# Green's function for Half space and Dirichlet problem for Laplace Operator

Part 1. I know how to find and prove the Green's function for Laplace operator with Dirichlet boundary condition. However, I have a question in this regard. It is well known that if $$\Omega$$ is smooth, bounded domain, then for any function $$u \in C^2(\bar \Omega)$$, we have $$u(\xi) = \int_{\partial \Omega} \left(u(x) \frac{\partial G(x ,\xi)}{\partial n_x} \right) dS_x$$ where $$G(x,\xi)$$ is the Green function, and $$n_x$$ is the unit exterior normal vector, and the formula is known as Poisson integral. The smooth and bounded requirement on $$\Omega$$ is coming from Green's identities, which itself rooted in divergence theorem. My question here is that in MCOWEN's book page 119, the above formula is used on $$\Omega = \mathbb{R}^n_{+} = \{x \in \mathbb{R}^n: x_n >0 \}$$, i.e. the upper half space, to calculate the solution to the Laplace problem with Dirichlet boundary. In fact, $$n_x = - x_n$$ and the calculation is straightforward. This is while such $$\Omega$$ set is not bounded. How do they manage to use the formula without boundedness?

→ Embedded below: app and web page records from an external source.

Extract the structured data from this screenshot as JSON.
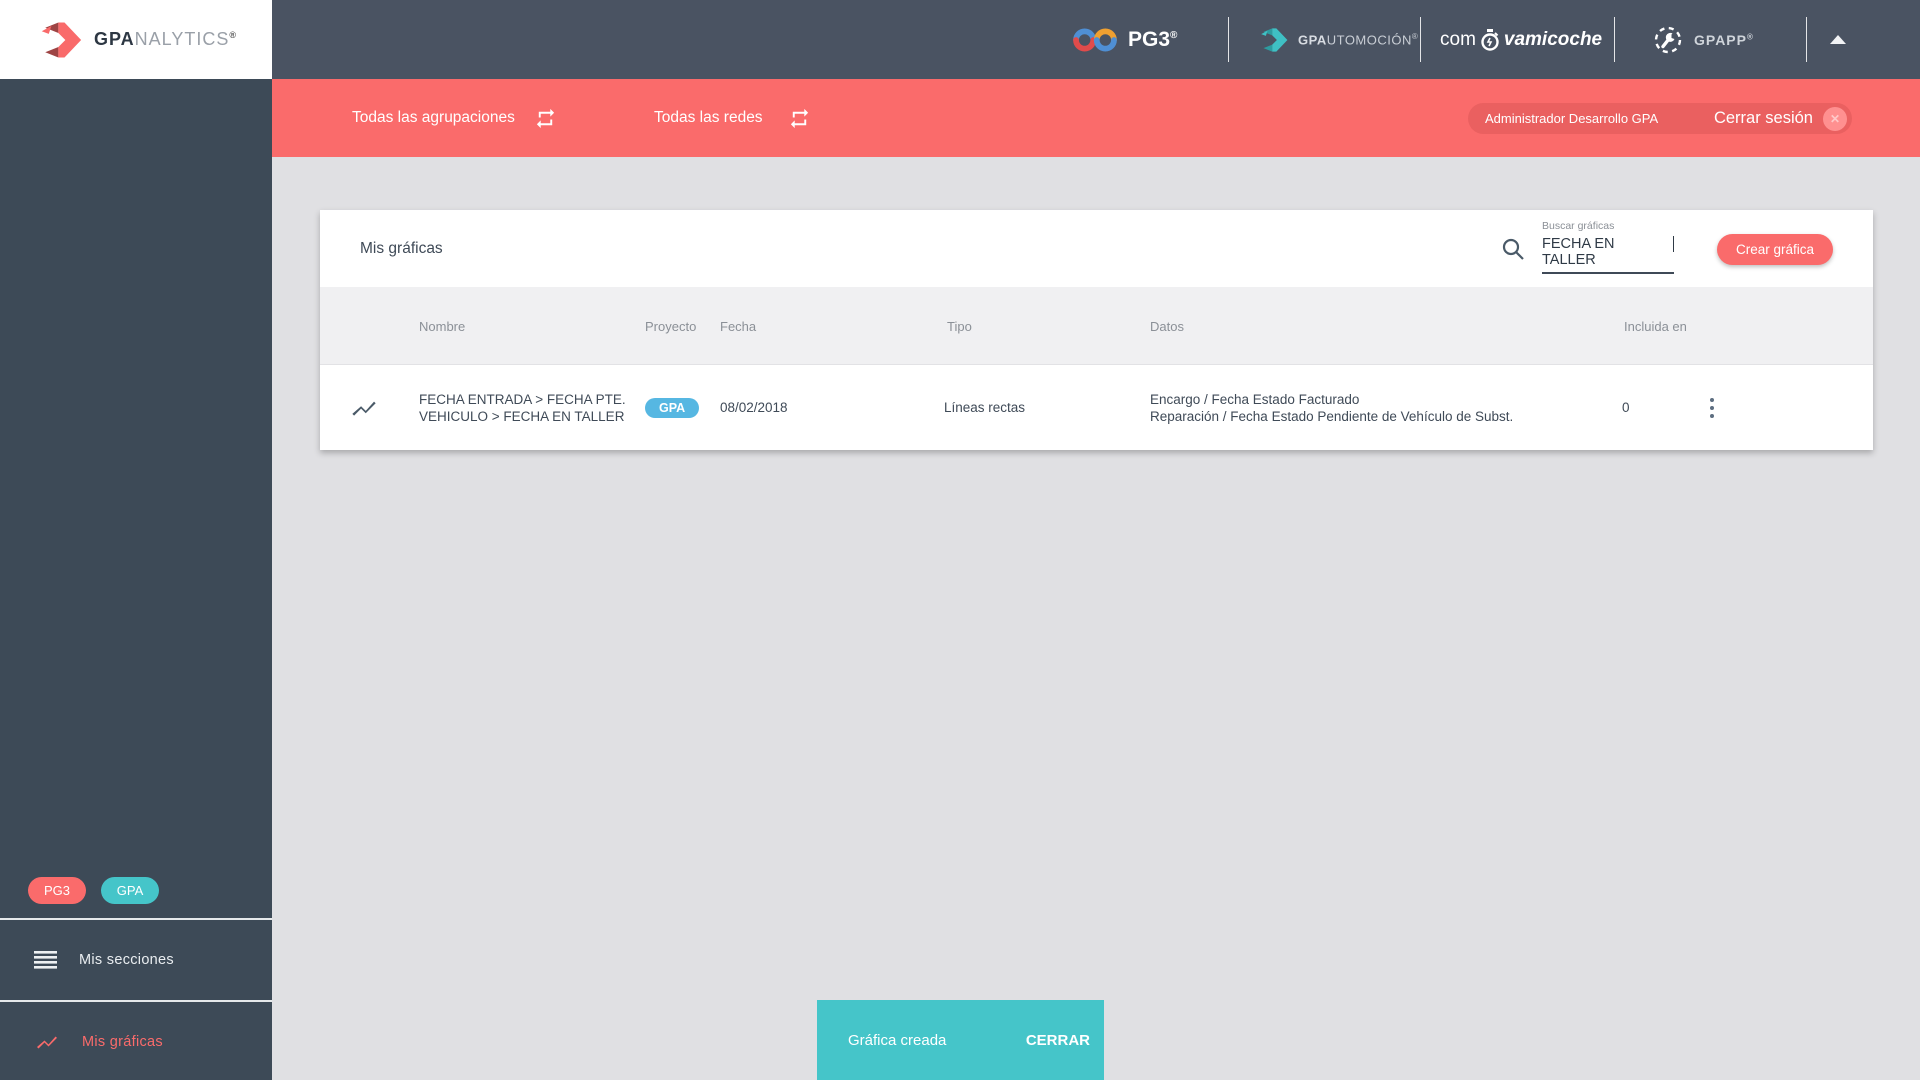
{
  "logo": {
    "bold": "GPA",
    "light": "NALYTICS",
    "reg": "®"
  },
  "topbar": {
    "pg3": {
      "label": "PG3",
      "reg": "®"
    },
    "gpautomocion": {
      "bold": "GPA",
      "rest": "UTOMOCIÓN",
      "reg": "®"
    },
    "comprovamicoche": {
      "pre": "com",
      "post": "vamicoche"
    },
    "gpapp": {
      "label": "GPAPP",
      "reg": "®"
    }
  },
  "filterbar": {
    "groupings": "Todas las agrupaciones",
    "networks": "Todas las redes",
    "user": "Administrador Desarrollo GPA",
    "logout": "Cerrar sesión",
    "close_x": "✕"
  },
  "card": {
    "title": "Mis gráficas",
    "search": {
      "label": "Buscar gráficas",
      "value": "FECHA EN TALLER"
    },
    "create_button": "Crear gráfica",
    "table": {
      "headers": {
        "name": "Nombre",
        "project": "Proyecto",
        "date": "Fecha",
        "type": "Tipo",
        "data": "Datos",
        "included": "Incluida en"
      },
      "rows": [
        {
          "name_line1": "FECHA ENTRADA > FECHA PTE.",
          "name_line2": "VEHICULO > FECHA EN TALLER",
          "project_badge": "GPA",
          "date": "08/02/2018",
          "type": "Líneas rectas",
          "data_line1": "Encargo / Fecha Estado Facturado",
          "data_line2": "Reparación / Fecha Estado Pendiente de Vehículo de Subst.",
          "included_in": "0"
        }
      ]
    }
  },
  "sidebar": {
    "badges": [
      {
        "label": "PG3"
      },
      {
        "label": "GPA"
      }
    ],
    "items": [
      {
        "label": "Mis secciones"
      },
      {
        "label": "Mis gráficas"
      }
    ]
  },
  "toast": {
    "message": "Gráfica creada",
    "action": "CERRAR"
  },
  "colors": {
    "accent_red": "#fa6b6b",
    "teal": "#45c5c9",
    "badge_blue": "#56b7e2",
    "topbar_bg": "#4a5362",
    "sidebar_bg": "#3d4a57",
    "page_bg": "#e0e0e3"
  }
}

Part 2. In the construction of Green's function, we mentioned that if we know that the problem \begin{equation*} \begin{aligned} \Delta u &= 0 , \quad \text{in } \Omega,\\ u & = g, \quad \text{on } \partial \Omega \end{aligned}\end{equation*} has a solution $$u \in C^2(\bar \Omega)$$, then this solution should satisfies $$\begin{equation*} u(\xi) = \int_{ \partial \Omega} g(x) \frac{\partial G(x, \xi)}{\partial n_x} dS_x. \end{equation*}$$ However, when we find the solution for Dirichlet problem using Green's function, both in half space and on a ball, the solution $$u \in C^{\infty }(\Omega) \cap C(\bar \Omega)$$. This means we don't get $$C^2(\bar \Omega)$$, and not even $$C^2(\Omega) \cap C^1(\bar \Omega)$$. Is this not contradiction to the constructino of the problem?